▸ ASSIGNED TASK:
The pictures are to be dropped, and the records below are to be restated word for word.

---*---

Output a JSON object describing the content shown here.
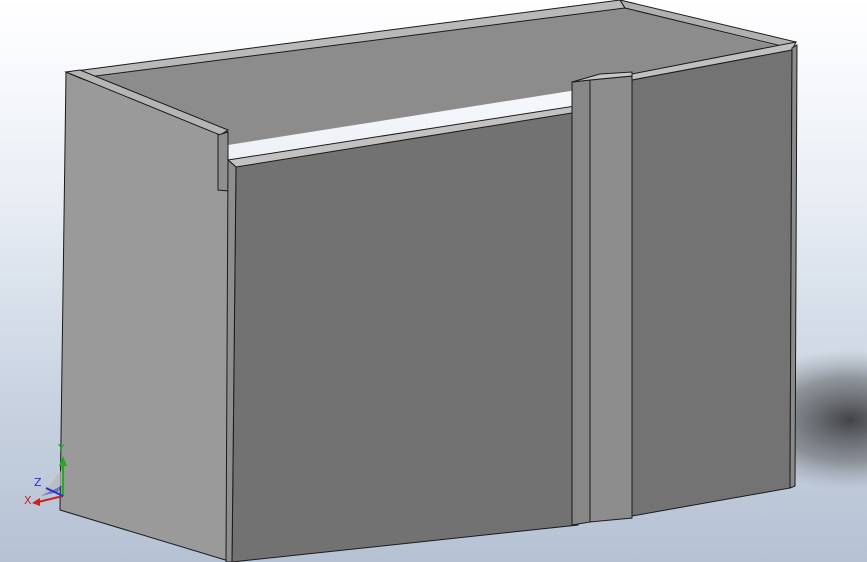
{
  "viewport": {
    "background_top": "#ffffff",
    "background_bottom": "#b5c2d4"
  },
  "model": {
    "name": "open-box-with-rib",
    "face_colors": {
      "light": "#979797",
      "mid": "#8a8a8a",
      "dark": "#737373",
      "inner_back": "#8e8e8e",
      "edge": "#1a1a1a"
    }
  },
  "triad": {
    "x_label": "X",
    "y_label": "Y",
    "z_label": "Z",
    "x_color": "#cc2222",
    "y_color": "#22aa22",
    "z_color": "#2233cc"
  }
}
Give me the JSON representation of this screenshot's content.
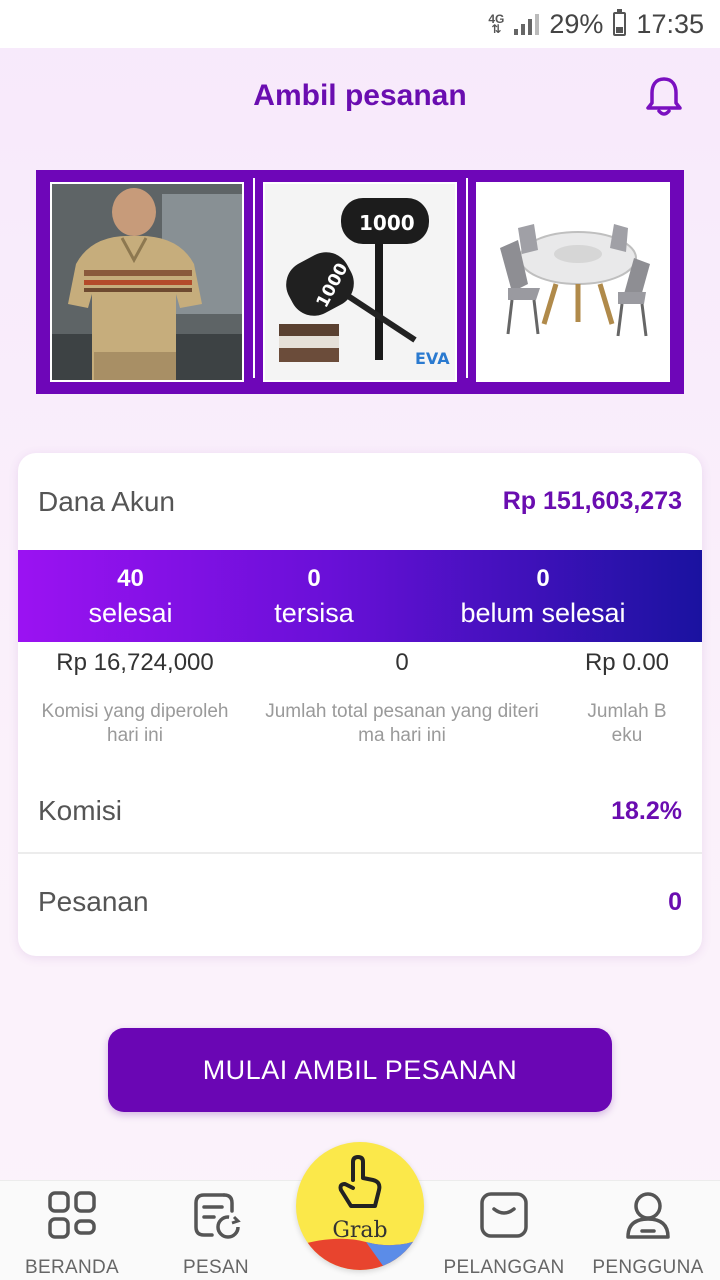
{
  "status_bar": {
    "network": "4G",
    "battery": "29%",
    "time": "17:35"
  },
  "header": {
    "title": "Ambil pesanan"
  },
  "banner": {
    "images": [
      {
        "icon": "polo-shirt-model-image"
      },
      {
        "icon": "inflatable-hammer-image",
        "text": "1000"
      },
      {
        "icon": "dining-table-image"
      }
    ]
  },
  "account": {
    "label": "Dana Akun",
    "value": "Rp 151,603,273"
  },
  "stats": [
    {
      "number": "40",
      "label": "selesai"
    },
    {
      "number": "0",
      "label": "tersisa"
    },
    {
      "number": "0",
      "label": "belum selesai"
    }
  ],
  "amounts": [
    {
      "value": "Rp 16,724,000",
      "desc_line1": "Komisi yang diperoleh",
      "desc_line2": "hari ini"
    },
    {
      "value": "0",
      "desc_line1": "Jumlah total pesanan yang diteri",
      "desc_line2": "ma hari ini"
    },
    {
      "value": "Rp 0.00",
      "desc_line1": "Jumlah B",
      "desc_line2": "eku"
    }
  ],
  "komisi": {
    "label": "Komisi",
    "value": "18.2%"
  },
  "pesanan": {
    "label": "Pesanan",
    "value": "0"
  },
  "cta": {
    "label": "MULAI AMBIL PESANAN"
  },
  "nav": {
    "items": [
      {
        "label": "BERANDA",
        "icon": "grid-icon"
      },
      {
        "label": "PESAN",
        "icon": "order-refresh-icon"
      },
      {
        "label": "PELANGGAN",
        "icon": "frame-icon"
      },
      {
        "label": "PENGGUNA",
        "icon": "user-icon"
      }
    ],
    "grab": {
      "label": "Grab",
      "icon": "tap-hand-icon"
    }
  },
  "colors": {
    "accent": "#6a0db0",
    "button": "#6a06b4",
    "band_start": "#9b12f2",
    "band_end": "#1a12a0"
  }
}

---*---

▸ TASK SOLUTION:
Output a JSON object describing the content shown here.
{
  "viewport": {
    "background_top": "#ffffff",
    "background_bottom": "#b5c2d4"
  },
  "model": {
    "name": "open-box-with-rib",
    "face_colors": {
      "light": "#979797",
      "mid": "#8a8a8a",
      "dark": "#737373",
      "inner_back": "#8e8e8e",
      "edge": "#1a1a1a"
    }
  },
  "triad": {
    "x_label": "X",
    "y_label": "Y",
    "z_label": "Z",
    "x_color": "#cc2222",
    "y_color": "#22aa22",
    "z_color": "#2233cc"
  }
}
Give me the JSON representation of this screenshot's content.
{
  "status_bar": {
    "network": "4G",
    "battery": "29%",
    "time": "17:35"
  },
  "header": {
    "title": "Ambil pesanan"
  },
  "banner": {
    "images": [
      {
        "icon": "polo-shirt-model-image"
      },
      {
        "icon": "inflatable-hammer-image",
        "text": "1000"
      },
      {
        "icon": "dining-table-image"
      }
    ]
  },
  "account": {
    "label": "Dana Akun",
    "value": "Rp 151,603,273"
  },
  "stats": [
    {
      "number": "40",
      "label": "selesai"
    },
    {
      "number": "0",
      "label": "tersisa"
    },
    {
      "number": "0",
      "label": "belum selesai"
    }
  ],
  "amounts": [
    {
      "value": "Rp 16,724,000",
      "desc_line1": "Komisi yang diperoleh",
      "desc_line2": "hari ini"
    },
    {
      "value": "0",
      "desc_line1": "Jumlah total pesanan yang diteri",
      "desc_line2": "ma hari ini"
    },
    {
      "value": "Rp 0.00",
      "desc_line1": "Jumlah B",
      "desc_line2": "eku"
    }
  ],
  "komisi": {
    "label": "Komisi",
    "value": "18.2%"
  },
  "pesanan": {
    "label": "Pesanan",
    "value": "0"
  },
  "cta": {
    "label": "MULAI AMBIL PESANAN"
  },
  "nav": {
    "items": [
      {
        "label": "BERANDA",
        "icon": "grid-icon"
      },
      {
        "label": "PESAN",
        "icon": "order-refresh-icon"
      },
      {
        "label": "PELANGGAN",
        "icon": "frame-icon"
      },
      {
        "label": "PENGGUNA",
        "icon": "user-icon"
      }
    ],
    "grab": {
      "label": "Grab",
      "icon": "tap-hand-icon"
    }
  },
  "colors": {
    "accent": "#6a0db0",
    "button": "#6a06b4",
    "band_start": "#9b12f2",
    "band_end": "#1a12a0"
  }
}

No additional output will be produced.